* Assignment *
Repeat the listing below exactly as given.

####

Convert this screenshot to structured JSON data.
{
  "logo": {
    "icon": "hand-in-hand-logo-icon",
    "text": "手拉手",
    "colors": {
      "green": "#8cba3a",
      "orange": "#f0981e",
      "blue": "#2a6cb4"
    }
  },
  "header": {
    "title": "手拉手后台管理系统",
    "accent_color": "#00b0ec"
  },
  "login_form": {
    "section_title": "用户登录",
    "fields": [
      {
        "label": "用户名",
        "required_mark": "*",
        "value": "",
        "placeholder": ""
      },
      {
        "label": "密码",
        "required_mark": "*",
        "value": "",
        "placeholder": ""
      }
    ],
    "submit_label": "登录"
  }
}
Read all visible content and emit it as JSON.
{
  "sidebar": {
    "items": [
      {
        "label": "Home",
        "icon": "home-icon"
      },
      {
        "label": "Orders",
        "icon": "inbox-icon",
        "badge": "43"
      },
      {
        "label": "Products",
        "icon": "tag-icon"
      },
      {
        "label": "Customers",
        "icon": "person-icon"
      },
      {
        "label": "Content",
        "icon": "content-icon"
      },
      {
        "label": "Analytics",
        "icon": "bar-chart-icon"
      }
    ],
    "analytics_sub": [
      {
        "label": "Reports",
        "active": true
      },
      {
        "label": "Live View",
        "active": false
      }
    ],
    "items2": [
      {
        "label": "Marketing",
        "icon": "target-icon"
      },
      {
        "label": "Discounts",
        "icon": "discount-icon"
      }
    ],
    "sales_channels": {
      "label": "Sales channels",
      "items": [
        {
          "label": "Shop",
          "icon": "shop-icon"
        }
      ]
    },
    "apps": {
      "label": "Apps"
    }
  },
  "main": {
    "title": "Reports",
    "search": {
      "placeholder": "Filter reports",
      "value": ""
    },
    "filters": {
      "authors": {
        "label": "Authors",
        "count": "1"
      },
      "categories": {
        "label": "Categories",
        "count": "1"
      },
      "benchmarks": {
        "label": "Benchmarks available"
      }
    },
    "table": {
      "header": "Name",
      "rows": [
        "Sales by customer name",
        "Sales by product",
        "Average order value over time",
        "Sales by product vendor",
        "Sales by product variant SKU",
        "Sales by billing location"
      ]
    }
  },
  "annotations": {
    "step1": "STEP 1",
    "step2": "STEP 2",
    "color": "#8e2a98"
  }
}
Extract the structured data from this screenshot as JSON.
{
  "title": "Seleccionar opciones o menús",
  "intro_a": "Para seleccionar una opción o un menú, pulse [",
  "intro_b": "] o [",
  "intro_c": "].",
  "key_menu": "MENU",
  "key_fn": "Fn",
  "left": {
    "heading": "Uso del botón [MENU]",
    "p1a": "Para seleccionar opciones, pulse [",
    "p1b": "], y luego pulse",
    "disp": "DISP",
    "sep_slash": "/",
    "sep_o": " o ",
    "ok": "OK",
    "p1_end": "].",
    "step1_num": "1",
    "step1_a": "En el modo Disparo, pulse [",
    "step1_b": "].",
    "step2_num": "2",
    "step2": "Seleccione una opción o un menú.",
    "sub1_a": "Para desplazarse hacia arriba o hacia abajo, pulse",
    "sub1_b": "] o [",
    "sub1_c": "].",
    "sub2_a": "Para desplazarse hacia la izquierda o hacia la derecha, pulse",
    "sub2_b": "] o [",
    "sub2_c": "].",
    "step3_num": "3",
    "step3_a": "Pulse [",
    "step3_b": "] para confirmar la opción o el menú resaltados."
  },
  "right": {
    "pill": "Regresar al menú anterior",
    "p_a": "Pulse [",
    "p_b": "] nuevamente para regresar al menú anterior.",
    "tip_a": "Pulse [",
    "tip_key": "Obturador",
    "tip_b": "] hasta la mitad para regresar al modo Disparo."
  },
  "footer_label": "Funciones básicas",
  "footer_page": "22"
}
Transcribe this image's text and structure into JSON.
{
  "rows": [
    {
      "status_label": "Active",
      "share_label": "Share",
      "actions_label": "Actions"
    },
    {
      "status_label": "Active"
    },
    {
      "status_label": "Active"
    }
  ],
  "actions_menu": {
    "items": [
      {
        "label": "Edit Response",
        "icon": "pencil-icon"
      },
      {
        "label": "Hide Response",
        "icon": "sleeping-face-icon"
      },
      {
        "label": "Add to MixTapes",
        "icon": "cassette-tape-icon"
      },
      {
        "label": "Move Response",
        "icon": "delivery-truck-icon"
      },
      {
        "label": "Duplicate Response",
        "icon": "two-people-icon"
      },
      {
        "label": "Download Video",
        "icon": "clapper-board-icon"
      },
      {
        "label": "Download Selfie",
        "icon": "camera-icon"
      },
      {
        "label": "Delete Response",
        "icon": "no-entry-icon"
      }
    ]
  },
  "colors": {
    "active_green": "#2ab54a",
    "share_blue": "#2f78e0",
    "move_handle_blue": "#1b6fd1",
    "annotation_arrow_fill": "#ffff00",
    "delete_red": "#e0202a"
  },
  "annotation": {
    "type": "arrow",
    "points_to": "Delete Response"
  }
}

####

* Exercise solution *
Convert this screenshot to structured JSON data.
{
  "logo": {
    "icon": "hand-in-hand-logo-icon",
    "text": "手拉手",
    "colors": {
      "green": "#8cba3a",
      "orange": "#f0981e",
      "blue": "#2a6cb4"
    }
  },
  "header": {
    "title": "手拉手后台管理系统",
    "accent_color": "#00b0ec"
  },
  "login_form": {
    "section_title": "用户登录",
    "fields": [
      {
        "label": "用户名",
        "required_mark": "*",
        "value": "",
        "placeholder": ""
      },
      {
        "label": "密码",
        "required_mark": "*",
        "value": "",
        "placeholder": ""
      }
    ],
    "submit_label": "登录"
  }
}
Read all visible content and emit it as JSON.
{
  "sidebar": {
    "items": [
      {
        "label": "Home",
        "icon": "home-icon"
      },
      {
        "label": "Orders",
        "icon": "inbox-icon",
        "badge": "43"
      },
      {
        "label": "Products",
        "icon": "tag-icon"
      },
      {
        "label": "Customers",
        "icon": "person-icon"
      },
      {
        "label": "Content",
        "icon": "content-icon"
      },
      {
        "label": "Analytics",
        "icon": "bar-chart-icon"
      }
    ],
    "analytics_sub": [
      {
        "label": "Reports",
        "active": true
      },
      {
        "label": "Live View",
        "active": false
      }
    ],
    "items2": [
      {
        "label": "Marketing",
        "icon": "target-icon"
      },
      {
        "label": "Discounts",
        "icon": "discount-icon"
      }
    ],
    "sales_channels": {
      "label": "Sales channels",
      "items": [
        {
          "label": "Shop",
          "icon": "shop-icon"
        }
      ]
    },
    "apps": {
      "label": "Apps"
    }
  },
  "main": {
    "title": "Reports",
    "search": {
      "placeholder": "Filter reports",
      "value": ""
    },
    "filters": {
      "authors": {
        "label": "Authors",
        "count": "1"
      },
      "categories": {
        "label": "Categories",
        "count": "1"
      },
      "benchmarks": {
        "label": "Benchmarks available"
      }
    },
    "table": {
      "header": "Name",
      "rows": [
        "Sales by customer name",
        "Sales by product",
        "Average order value over time",
        "Sales by product vendor",
        "Sales by product variant SKU",
        "Sales by billing location"
      ]
    }
  },
  "annotations": {
    "step1": "STEP 1",
    "step2": "STEP 2",
    "color": "#8e2a98"
  }
}
Extract the structured data from this screenshot as JSON.
{
  "title": "Seleccionar opciones o menús",
  "intro_a": "Para seleccionar una opción o un menú, pulse [",
  "intro_b": "] o [",
  "intro_c": "].",
  "key_menu": "MENU",
  "key_fn": "Fn",
  "left": {
    "heading": "Uso del botón [MENU]",
    "p1a": "Para seleccionar opciones, pulse [",
    "p1b": "], y luego pulse",
    "disp": "DISP",
    "sep_slash": "/",
    "sep_o": " o ",
    "ok": "OK",
    "p1_end": "].",
    "step1_num": "1",
    "step1_a": "En el modo Disparo, pulse [",
    "step1_b": "].",
    "step2_num": "2",
    "step2": "Seleccione una opción o un menú.",
    "sub1_a": "Para desplazarse hacia arriba o hacia abajo, pulse",
    "sub1_b": "] o [",
    "sub1_c": "].",
    "sub2_a": "Para desplazarse hacia la izquierda o hacia la derecha, pulse",
    "sub2_b": "] o [",
    "sub2_c": "].",
    "step3_num": "3",
    "step3_a": "Pulse [",
    "step3_b": "] para confirmar la opción o el menú resaltados."
  },
  "right": {
    "pill": "Regresar al menú anterior",
    "p_a": "Pulse [",
    "p_b": "] nuevamente para regresar al menú anterior.",
    "tip_a": "Pulse [",
    "tip_key": "Obturador",
    "tip_b": "] hasta la mitad para regresar al modo Disparo."
  },
  "footer_label": "Funciones básicas",
  "footer_page": "22"
}
Transcribe this image's text and structure into JSON.
{
  "rows": [
    {
      "status_label": "Active",
      "share_label": "Share",
      "actions_label": "Actions"
    },
    {
      "status_label": "Active"
    },
    {
      "status_label": "Active"
    }
  ],
  "actions_menu": {
    "items": [
      {
        "label": "Edit Response",
        "icon": "pencil-icon"
      },
      {
        "label": "Hide Response",
        "icon": "sleeping-face-icon"
      },
      {
        "label": "Add to MixTapes",
        "icon": "cassette-tape-icon"
      },
      {
        "label": "Move Response",
        "icon": "delivery-truck-icon"
      },
      {
        "label": "Duplicate Response",
        "icon": "two-people-icon"
      },
      {
        "label": "Download Video",
        "icon": "clapper-board-icon"
      },
      {
        "label": "Download Selfie",
        "icon": "camera-icon"
      },
      {
        "label": "Delete Response",
        "icon": "no-entry-icon"
      }
    ]
  },
  "colors": {
    "active_green": "#2ab54a",
    "share_blue": "#2f78e0",
    "move_handle_blue": "#1b6fd1",
    "annotation_arrow_fill": "#ffff00",
    "delete_red": "#e0202a"
  },
  "annotation": {
    "type": "arrow",
    "points_to": "Delete Response"
  }
}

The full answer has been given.